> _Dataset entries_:
####

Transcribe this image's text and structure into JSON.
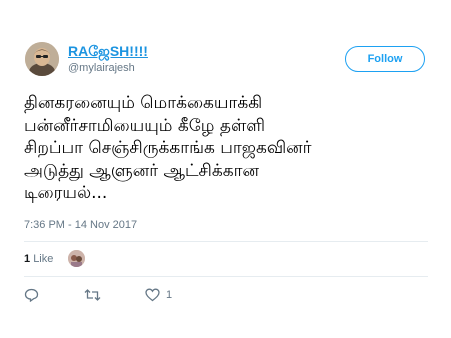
{
  "author": {
    "display_name": "RAஜேSH!!!!",
    "handle": "@mylairajesh"
  },
  "follow_button": {
    "label": "Follow"
  },
  "tweet": {
    "lines": [
      "தினகரனையும் மொக்கையாக்கி",
      "பன்னீர்சாமியையும் கீழே தள்ளி",
      "சிறப்பா செஞ்சிருக்காங்க பாஜகவினர்",
      "அடுத்து ஆளுனர் ஆட்சிக்கான",
      "டிரையல்..."
    ],
    "timestamp": "7:36 PM - 14 Nov 2017"
  },
  "engagement": {
    "likes_number": "1",
    "likes_word": "Like"
  },
  "actions": {
    "reply": {
      "icon": "reply-icon"
    },
    "retweet": {
      "icon": "retweet-icon"
    },
    "like": {
      "icon": "heart-icon",
      "count": "1"
    }
  },
  "colors": {
    "accent": "#1da1f2",
    "name_link": "#1c94e0",
    "muted": "#657786"
  }
}
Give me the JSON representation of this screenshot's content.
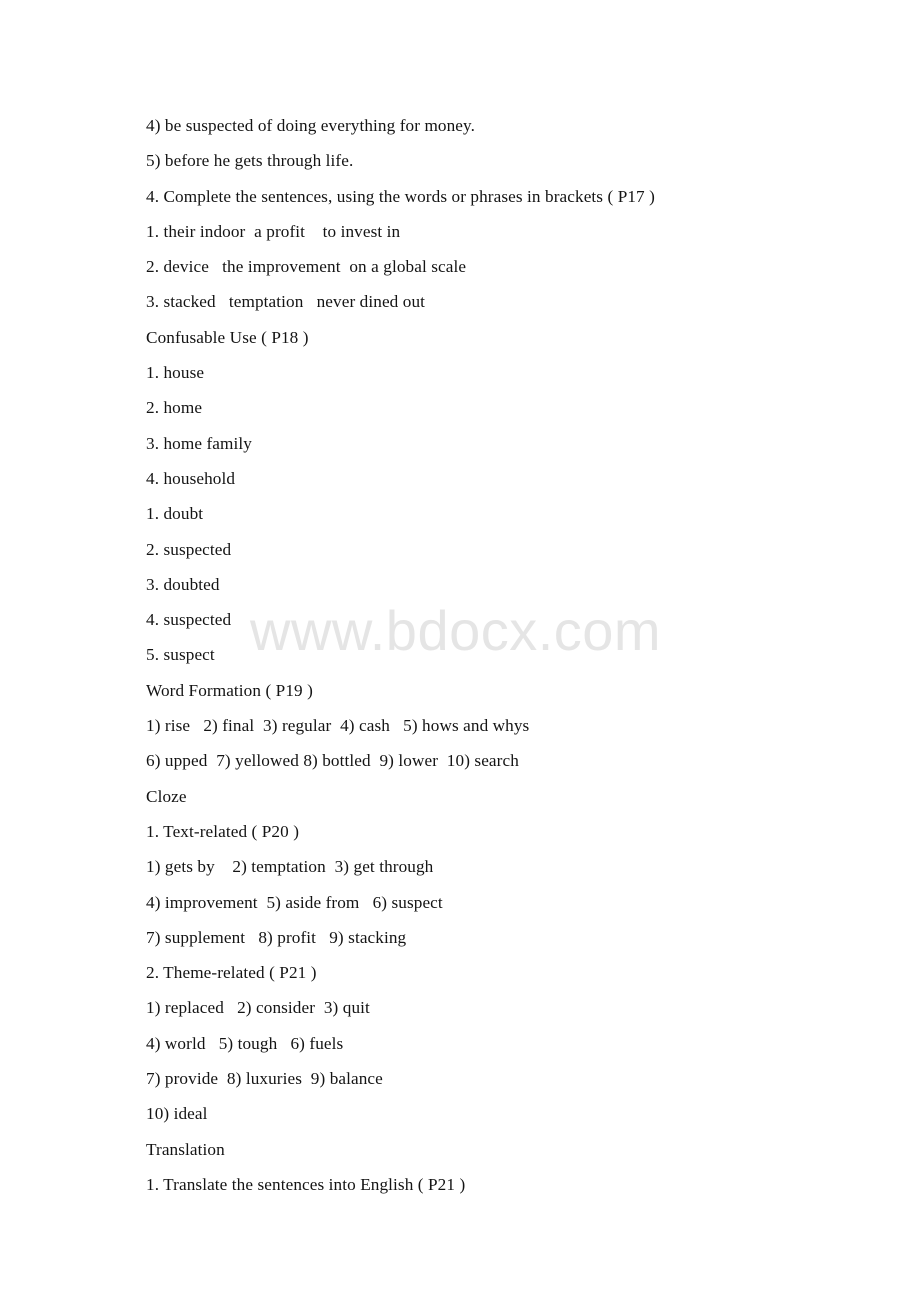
{
  "document": {
    "background_color": "#ffffff",
    "text_color": "#141414",
    "watermark": {
      "text": "www.bdocx.com",
      "color": "#e5e5e5"
    },
    "lines": [
      {
        "id": "line-01",
        "text": "4) be suspected of doing everything for money."
      },
      {
        "id": "line-02",
        "text": "5) before he gets through life."
      },
      {
        "id": "line-03",
        "text": "4. Complete the sentences, using the words or phrases in brackets ( P17 )"
      },
      {
        "id": "line-04",
        "text": "1. their indoor  a profit    to invest in"
      },
      {
        "id": "line-05",
        "text": "2. device   the improvement  on a global scale"
      },
      {
        "id": "line-06",
        "text": "3. stacked   temptation   never dined out"
      },
      {
        "id": "line-07",
        "text": "Confusable Use ( P18 )"
      },
      {
        "id": "line-08",
        "text": "1. house"
      },
      {
        "id": "line-09",
        "text": "2. home"
      },
      {
        "id": "line-10",
        "text": "3. home family"
      },
      {
        "id": "line-11",
        "text": "4. household"
      },
      {
        "id": "line-12",
        "text": "1. doubt"
      },
      {
        "id": "line-13",
        "text": "2. suspected"
      },
      {
        "id": "line-14",
        "text": "3. doubted"
      },
      {
        "id": "line-15",
        "text": "4. suspected"
      },
      {
        "id": "line-16",
        "text": "5. suspect"
      },
      {
        "id": "line-17",
        "text": "Word Formation ( P19 )"
      },
      {
        "id": "line-18",
        "text": "1) rise   2) final  3) regular  4) cash   5) hows and whys"
      },
      {
        "id": "line-19",
        "text": "6) upped  7) yellowed 8) bottled  9) lower  10) search"
      },
      {
        "id": "line-20",
        "text": "Cloze"
      },
      {
        "id": "line-21",
        "text": "1. Text-related ( P20 )"
      },
      {
        "id": "line-22",
        "text": "1) gets by    2) temptation  3) get through"
      },
      {
        "id": "line-23",
        "text": "4) improvement  5) aside from   6) suspect"
      },
      {
        "id": "line-24",
        "text": "7) supplement   8) profit   9) stacking"
      },
      {
        "id": "line-25",
        "text": "2. Theme-related ( P21 )"
      },
      {
        "id": "line-26",
        "text": "1) replaced   2) consider  3) quit"
      },
      {
        "id": "line-27",
        "text": "4) world   5) tough   6) fuels"
      },
      {
        "id": "line-28",
        "text": "7) provide  8) luxuries  9) balance"
      },
      {
        "id": "line-29",
        "text": "10) ideal"
      },
      {
        "id": "line-30",
        "text": "Translation"
      },
      {
        "id": "line-31",
        "text": "1. Translate the sentences into English ( P21 )"
      }
    ]
  }
}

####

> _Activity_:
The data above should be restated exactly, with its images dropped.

> _Your solution_:
Transcribe this image's text and structure into JSON.
{
  "author": {
    "display_name": "RAஜேSH!!!!",
    "handle": "@mylairajesh"
  },
  "follow_button": {
    "label": "Follow"
  },
  "tweet": {
    "lines": [
      "தினகரனையும் மொக்கையாக்கி",
      "பன்னீர்சாமியையும் கீழே தள்ளி",
      "சிறப்பா செஞ்சிருக்காங்க பாஜகவினர்",
      "அடுத்து ஆளுனர் ஆட்சிக்கான",
      "டிரையல்..."
    ],
    "timestamp": "7:36 PM - 14 Nov 2017"
  },
  "engagement": {
    "likes_number": "1",
    "likes_word": "Like"
  },
  "actions": {
    "reply": {
      "icon": "reply-icon"
    },
    "retweet": {
      "icon": "retweet-icon"
    },
    "like": {
      "icon": "heart-icon",
      "count": "1"
    }
  },
  "colors": {
    "accent": "#1da1f2",
    "name_link": "#1c94e0",
    "muted": "#657786"
  }
}
Give me the JSON representation of this screenshot's content.
{
  "document": {
    "background_color": "#ffffff",
    "text_color": "#141414",
    "watermark": {
      "text": "www.bdocx.com",
      "color": "#e5e5e5"
    },
    "lines": [
      {
        "id": "line-01",
        "text": "4) be suspected of doing everything for money."
      },
      {
        "id": "line-02",
        "text": "5) before he gets through life."
      },
      {
        "id": "line-03",
        "text": "4. Complete the sentences, using the words or phrases in brackets ( P17 )"
      },
      {
        "id": "line-04",
        "text": "1. their indoor  a profit    to invest in"
      },
      {
        "id": "line-05",
        "text": "2. device   the improvement  on a global scale"
      },
      {
        "id": "line-06",
        "text": "3. stacked   temptation   never dined out"
      },
      {
        "id": "line-07",
        "text": "Confusable Use ( P18 )"
      },
      {
        "id": "line-08",
        "text": "1. house"
      },
      {
        "id": "line-09",
        "text": "2. home"
      },
      {
        "id": "line-10",
        "text": "3. home family"
      },
      {
        "id": "line-11",
        "text": "4. household"
      },
      {
        "id": "line-12",
        "text": "1. doubt"
      },
      {
        "id": "line-13",
        "text": "2. suspected"
      },
      {
        "id": "line-14",
        "text": "3. doubted"
      },
      {
        "id": "line-15",
        "text": "4. suspected"
      },
      {
        "id": "line-16",
        "text": "5. suspect"
      },
      {
        "id": "line-17",
        "text": "Word Formation ( P19 )"
      },
      {
        "id": "line-18",
        "text": "1) rise   2) final  3) regular  4) cash   5) hows and whys"
      },
      {
        "id": "line-19",
        "text": "6) upped  7) yellowed 8) bottled  9) lower  10) search"
      },
      {
        "id": "line-20",
        "text": "Cloze"
      },
      {
        "id": "line-21",
        "text": "1. Text-related ( P20 )"
      },
      {
        "id": "line-22",
        "text": "1) gets by    2) temptation  3) get through"
      },
      {
        "id": "line-23",
        "text": "4) improvement  5) aside from   6) suspect"
      },
      {
        "id": "line-24",
        "text": "7) supplement   8) profit   9) stacking"
      },
      {
        "id": "line-25",
        "text": "2. Theme-related ( P21 )"
      },
      {
        "id": "line-26",
        "text": "1) replaced   2) consider  3) quit"
      },
      {
        "id": "line-27",
        "text": "4) world   5) tough   6) fuels"
      },
      {
        "id": "line-28",
        "text": "7) provide  8) luxuries  9) balance"
      },
      {
        "id": "line-29",
        "text": "10) ideal"
      },
      {
        "id": "line-30",
        "text": "Translation"
      },
      {
        "id": "line-31",
        "text": "1. Translate the sentences into English ( P21 )"
      }
    ]
  }
}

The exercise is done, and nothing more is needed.